Rain Dance Bush Clematis
Spring Planting: this product will be shipped late April through May according to your hardiness zone.
Clematis. This garden beauty may make you feel like dancing! An impressive bush Clematis with incredibly large outward facing indigo-blue flowers. Although this is a non-vining Clematis, the plant will benefit from support, either from staking, a garden obelisk, or from neighboring plants. Makes a fabulous statement in a large container or an eclectic style garden planting. Height 42". No. 1 root.
Scroll down for more details and growing information.
Sold as: Pkg of 1
|1||Pkg of 1||$ 29.95 / pkg|
|2||Pkg of 1||$ 26.95 / pkg|
|3||Pkg of 1||$ 25.45 / pkg|
|4+||Pkg of 1||$ 23.95 / pkg|
Planting Perennial Roots:
Soak bare-root perennials in water for a few hours before planting. Add organic matter to the area and provide good drainage unless the plant variety enjoys wet roots. Unless otherwise specified, bare-root perennials are usually planted with the crown (where the shoots meet the roots) an inch below the soil surface. Firm soil gently to eliminate air pockets and water in well. Mark the area clearly since it may be awhile before the plant shows itself.
Clematis can be grown in full sun or light shade, but its base and roots must be completely shaded. You may need to plant something directly in front of its rootball to keep it cool and shaded. A thick layer of mulch will also help to keep the soil moist. Bush Clematis prefers to be grown in average, well-drained, slightly alkaline soil. Adding lime to the soil will help to provide these conditions if your soil is naturally acidic.
These varieties bloom first on new growth beginning in midsummer, and then again on new shoots in early fall. The second round will likely produce smaller flowers than the first and flowers that were double the first time may be single the second time.

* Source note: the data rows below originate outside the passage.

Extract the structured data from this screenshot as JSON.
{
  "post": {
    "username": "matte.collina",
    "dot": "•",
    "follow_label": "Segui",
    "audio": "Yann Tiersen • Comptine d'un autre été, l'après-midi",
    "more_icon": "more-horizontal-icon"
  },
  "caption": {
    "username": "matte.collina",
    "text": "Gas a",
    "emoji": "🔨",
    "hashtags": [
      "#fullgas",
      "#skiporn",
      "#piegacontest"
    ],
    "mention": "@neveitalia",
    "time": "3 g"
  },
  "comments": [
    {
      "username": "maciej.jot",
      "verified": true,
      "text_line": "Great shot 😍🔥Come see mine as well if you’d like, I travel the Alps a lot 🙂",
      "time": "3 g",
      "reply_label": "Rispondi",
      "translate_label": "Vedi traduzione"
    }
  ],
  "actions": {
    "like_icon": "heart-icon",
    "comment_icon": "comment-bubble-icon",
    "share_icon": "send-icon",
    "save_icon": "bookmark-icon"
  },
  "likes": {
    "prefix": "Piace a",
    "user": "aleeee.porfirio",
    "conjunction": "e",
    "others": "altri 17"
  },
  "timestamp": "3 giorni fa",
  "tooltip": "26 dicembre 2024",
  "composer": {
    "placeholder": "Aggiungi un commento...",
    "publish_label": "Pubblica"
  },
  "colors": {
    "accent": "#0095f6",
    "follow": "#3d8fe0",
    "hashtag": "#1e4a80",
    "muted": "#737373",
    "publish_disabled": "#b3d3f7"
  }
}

Though their growth habit makes them difficult to prune, it can be done in late winter or early spring. All shoots can be cut back to the previous year's wood, just above the base of the plant. This pruning is necessary to avoid getting a bare stem with a thick tangle above it. The spring flowers will be eliminated for that year, but the late summer flowers should still be produced. Alternatively, if you don't want to cut the entire plant back all at once, pruning can be done in stages over a period of 3 years. Each year, prune back ⅓ of the stems to 6-9" above a couple of well-developed buds.